Unbelievably, the Valley of Fire was once completely submerged underwater when it was part of an inland sea, and later in its expansive history, it was covered in sand as a dessert. The park’s red Aztec sandstone formations are products of complex uplifting and faulting – remnants of shifting sand dunes from the Jurassic Period (150 million years ago) left behind after the inland sea subsided and the land rose.

Archaeologists place early inhabitants of the Valley of Fire back to at least 4,000 years ago. Prehistoric dwellers included the Basketmaker culture, followed by the Ancestral Puebloans (Anasazi). They farmed the nearby Moapa Valley from 300 BC to 1150 AD. The ancient people likely visited the area for hunting, food gathering, and religious ceremonies. Trails from their homelands along the Virgin and Muddy Rivers would have crisscrossed the valley. Later in 1865, the Paiutes lived in the area when Mormons settled in the Moapa Valley. This captivating valley is also home to some of the best examples of petroglyphs in the USA.


How to Experience Utah’s Wild Side…

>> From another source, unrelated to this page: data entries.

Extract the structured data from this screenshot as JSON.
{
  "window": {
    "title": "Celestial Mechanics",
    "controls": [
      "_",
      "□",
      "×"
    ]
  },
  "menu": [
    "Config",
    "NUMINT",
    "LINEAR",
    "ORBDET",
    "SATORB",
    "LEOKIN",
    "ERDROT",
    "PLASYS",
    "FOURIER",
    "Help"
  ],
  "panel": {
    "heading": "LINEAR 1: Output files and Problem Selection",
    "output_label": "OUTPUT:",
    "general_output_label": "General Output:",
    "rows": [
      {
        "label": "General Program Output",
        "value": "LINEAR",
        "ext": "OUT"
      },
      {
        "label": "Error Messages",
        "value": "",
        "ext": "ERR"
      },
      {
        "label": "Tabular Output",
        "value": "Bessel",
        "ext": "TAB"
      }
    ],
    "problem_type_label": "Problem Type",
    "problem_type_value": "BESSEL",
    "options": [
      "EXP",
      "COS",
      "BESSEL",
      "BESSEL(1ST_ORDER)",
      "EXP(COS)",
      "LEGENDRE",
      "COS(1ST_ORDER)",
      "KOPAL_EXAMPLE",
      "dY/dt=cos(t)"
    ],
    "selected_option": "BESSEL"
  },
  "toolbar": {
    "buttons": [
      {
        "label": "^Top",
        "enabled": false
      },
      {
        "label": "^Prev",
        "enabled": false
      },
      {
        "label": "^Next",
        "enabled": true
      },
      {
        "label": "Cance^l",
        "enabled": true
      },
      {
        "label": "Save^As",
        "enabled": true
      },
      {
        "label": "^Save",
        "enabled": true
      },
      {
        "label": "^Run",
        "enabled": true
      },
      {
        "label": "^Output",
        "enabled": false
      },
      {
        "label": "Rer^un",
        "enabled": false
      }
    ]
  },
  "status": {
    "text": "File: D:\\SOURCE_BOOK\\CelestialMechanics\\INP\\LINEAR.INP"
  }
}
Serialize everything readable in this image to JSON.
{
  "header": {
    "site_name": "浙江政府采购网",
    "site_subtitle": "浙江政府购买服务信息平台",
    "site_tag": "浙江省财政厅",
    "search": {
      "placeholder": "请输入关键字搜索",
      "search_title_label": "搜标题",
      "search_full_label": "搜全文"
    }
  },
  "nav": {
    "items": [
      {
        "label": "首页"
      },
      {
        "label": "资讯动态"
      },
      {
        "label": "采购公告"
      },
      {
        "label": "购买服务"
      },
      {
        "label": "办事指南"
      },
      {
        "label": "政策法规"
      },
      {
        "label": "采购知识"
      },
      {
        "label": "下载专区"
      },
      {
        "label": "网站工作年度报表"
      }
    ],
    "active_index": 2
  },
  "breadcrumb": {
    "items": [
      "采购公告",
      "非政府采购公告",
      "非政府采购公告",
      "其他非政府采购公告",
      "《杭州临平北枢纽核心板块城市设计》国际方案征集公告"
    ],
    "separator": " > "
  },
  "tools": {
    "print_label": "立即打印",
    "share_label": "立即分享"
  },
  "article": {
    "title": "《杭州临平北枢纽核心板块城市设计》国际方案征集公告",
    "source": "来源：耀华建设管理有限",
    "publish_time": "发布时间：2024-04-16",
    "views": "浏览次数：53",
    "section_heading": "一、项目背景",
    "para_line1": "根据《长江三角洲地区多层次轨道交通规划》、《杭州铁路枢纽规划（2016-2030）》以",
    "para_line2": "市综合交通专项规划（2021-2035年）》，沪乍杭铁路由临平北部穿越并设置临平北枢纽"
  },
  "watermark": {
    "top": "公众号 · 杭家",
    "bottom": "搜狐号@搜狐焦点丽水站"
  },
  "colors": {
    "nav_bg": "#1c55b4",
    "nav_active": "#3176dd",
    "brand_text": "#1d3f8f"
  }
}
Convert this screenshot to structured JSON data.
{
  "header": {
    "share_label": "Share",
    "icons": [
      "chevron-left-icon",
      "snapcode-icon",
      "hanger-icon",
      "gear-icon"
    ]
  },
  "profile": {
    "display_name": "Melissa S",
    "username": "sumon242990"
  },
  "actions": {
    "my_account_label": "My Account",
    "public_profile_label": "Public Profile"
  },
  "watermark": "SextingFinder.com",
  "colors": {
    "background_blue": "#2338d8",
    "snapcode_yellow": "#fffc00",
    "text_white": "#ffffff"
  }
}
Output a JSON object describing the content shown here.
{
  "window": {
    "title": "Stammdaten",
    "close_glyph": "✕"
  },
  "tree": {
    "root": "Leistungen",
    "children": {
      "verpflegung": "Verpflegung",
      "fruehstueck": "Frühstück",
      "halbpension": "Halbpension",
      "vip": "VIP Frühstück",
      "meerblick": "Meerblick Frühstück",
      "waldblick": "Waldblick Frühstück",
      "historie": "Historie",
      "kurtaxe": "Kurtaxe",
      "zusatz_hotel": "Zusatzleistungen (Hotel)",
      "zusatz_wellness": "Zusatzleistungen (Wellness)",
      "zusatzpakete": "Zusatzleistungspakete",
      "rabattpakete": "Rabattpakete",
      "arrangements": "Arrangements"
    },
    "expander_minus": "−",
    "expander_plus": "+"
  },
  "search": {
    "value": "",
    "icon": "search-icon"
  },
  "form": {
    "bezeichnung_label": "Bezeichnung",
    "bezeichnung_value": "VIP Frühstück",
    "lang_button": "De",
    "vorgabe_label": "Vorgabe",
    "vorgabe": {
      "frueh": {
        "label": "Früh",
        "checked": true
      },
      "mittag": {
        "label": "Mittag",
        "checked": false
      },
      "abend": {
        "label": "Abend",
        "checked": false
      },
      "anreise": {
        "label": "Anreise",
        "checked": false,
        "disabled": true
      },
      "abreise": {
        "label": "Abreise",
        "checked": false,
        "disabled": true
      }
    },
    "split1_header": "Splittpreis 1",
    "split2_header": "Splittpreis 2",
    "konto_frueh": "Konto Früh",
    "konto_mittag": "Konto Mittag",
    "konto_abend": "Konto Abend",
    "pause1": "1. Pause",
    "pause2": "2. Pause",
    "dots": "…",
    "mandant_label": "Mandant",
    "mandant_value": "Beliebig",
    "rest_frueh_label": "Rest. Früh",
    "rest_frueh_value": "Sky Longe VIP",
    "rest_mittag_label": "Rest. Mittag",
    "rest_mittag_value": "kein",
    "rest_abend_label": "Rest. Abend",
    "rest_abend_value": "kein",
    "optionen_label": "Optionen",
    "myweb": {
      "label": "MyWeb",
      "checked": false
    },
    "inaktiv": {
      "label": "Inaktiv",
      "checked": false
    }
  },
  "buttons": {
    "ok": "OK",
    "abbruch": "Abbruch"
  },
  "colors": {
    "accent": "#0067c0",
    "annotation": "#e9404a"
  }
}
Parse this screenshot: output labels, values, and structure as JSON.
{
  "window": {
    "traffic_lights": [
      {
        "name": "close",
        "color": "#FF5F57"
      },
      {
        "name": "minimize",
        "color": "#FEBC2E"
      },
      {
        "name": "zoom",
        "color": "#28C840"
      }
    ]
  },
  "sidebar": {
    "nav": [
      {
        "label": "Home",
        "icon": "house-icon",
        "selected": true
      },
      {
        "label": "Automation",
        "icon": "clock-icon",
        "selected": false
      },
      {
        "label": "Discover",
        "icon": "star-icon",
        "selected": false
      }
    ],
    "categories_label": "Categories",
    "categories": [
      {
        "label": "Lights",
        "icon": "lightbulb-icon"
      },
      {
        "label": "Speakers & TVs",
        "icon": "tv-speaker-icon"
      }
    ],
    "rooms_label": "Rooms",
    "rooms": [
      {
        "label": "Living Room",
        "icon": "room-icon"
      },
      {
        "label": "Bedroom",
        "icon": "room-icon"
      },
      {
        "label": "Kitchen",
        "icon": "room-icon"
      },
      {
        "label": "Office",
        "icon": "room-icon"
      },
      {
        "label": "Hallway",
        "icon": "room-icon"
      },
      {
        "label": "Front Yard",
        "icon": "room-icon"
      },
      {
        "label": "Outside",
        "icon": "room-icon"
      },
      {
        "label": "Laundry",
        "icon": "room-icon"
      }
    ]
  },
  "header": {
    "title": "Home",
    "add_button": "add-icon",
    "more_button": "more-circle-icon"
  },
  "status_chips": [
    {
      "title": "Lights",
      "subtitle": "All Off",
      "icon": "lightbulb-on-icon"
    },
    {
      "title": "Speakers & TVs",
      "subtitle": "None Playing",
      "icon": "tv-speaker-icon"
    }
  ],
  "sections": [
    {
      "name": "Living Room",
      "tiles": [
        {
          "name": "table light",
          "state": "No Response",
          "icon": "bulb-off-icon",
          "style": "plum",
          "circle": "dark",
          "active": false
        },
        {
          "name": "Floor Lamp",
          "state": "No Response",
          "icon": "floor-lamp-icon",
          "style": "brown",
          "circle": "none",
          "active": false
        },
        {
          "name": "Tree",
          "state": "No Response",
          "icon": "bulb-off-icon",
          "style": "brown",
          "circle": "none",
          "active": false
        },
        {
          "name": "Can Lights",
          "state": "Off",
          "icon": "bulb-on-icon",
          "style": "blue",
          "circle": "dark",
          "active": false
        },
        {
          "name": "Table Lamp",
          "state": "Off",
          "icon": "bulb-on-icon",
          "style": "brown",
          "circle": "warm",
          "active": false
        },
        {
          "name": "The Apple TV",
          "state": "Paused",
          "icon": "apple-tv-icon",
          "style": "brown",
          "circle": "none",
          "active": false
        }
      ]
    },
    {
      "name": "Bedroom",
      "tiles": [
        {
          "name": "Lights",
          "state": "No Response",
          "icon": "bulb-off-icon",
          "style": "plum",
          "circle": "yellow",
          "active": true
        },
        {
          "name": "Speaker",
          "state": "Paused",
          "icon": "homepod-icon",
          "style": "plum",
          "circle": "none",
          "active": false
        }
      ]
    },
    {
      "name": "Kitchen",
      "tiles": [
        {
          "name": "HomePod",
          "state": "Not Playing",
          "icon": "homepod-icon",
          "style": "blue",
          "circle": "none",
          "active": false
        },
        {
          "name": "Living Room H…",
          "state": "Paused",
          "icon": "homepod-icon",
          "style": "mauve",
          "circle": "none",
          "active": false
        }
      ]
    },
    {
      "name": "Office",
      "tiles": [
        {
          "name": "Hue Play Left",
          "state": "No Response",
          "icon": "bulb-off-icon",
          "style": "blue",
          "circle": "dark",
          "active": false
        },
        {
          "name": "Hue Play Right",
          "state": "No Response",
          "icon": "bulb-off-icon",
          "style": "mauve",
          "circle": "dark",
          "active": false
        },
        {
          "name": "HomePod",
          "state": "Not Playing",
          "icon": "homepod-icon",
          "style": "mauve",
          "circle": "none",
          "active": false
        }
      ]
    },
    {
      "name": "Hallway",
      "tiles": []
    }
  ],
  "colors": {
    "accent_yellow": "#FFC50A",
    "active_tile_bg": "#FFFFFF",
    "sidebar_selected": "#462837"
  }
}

We invite you to discover the unique landscapes, fascinating history, and modern-day allure of America’s Southwest as you enjoy the best of both experiences – from the liveliest of cities to amazing outdoor adventuring in some of the country’s finest national parks. Start your vacation in the relaxing and enchanting Boulder City, established in 1931 as a temporary home for the builders of the Hoover Dam. Then switch gears to revel in the breathtaking beauty and nature of the area as you see the splendors of the Southwestern USA’s great outdoors. Explore Grand Canyon West on a full-day excursion from your Boulder City home base. With a 3-night stay in the city, you will have plenty of time at leisure to delve into the impressive Hoover Dam and the intriguing Mob Museum. Next, head to Mesquite along the Nevada-Arizona border for a 3-night stay. It’s the perfect spot to branch out and experience the wonders of Bryce Canyon National Park, Zion Canyon National Park, and Valley of Fire State Park on professionally guided tours that will bring you amazement at every turn.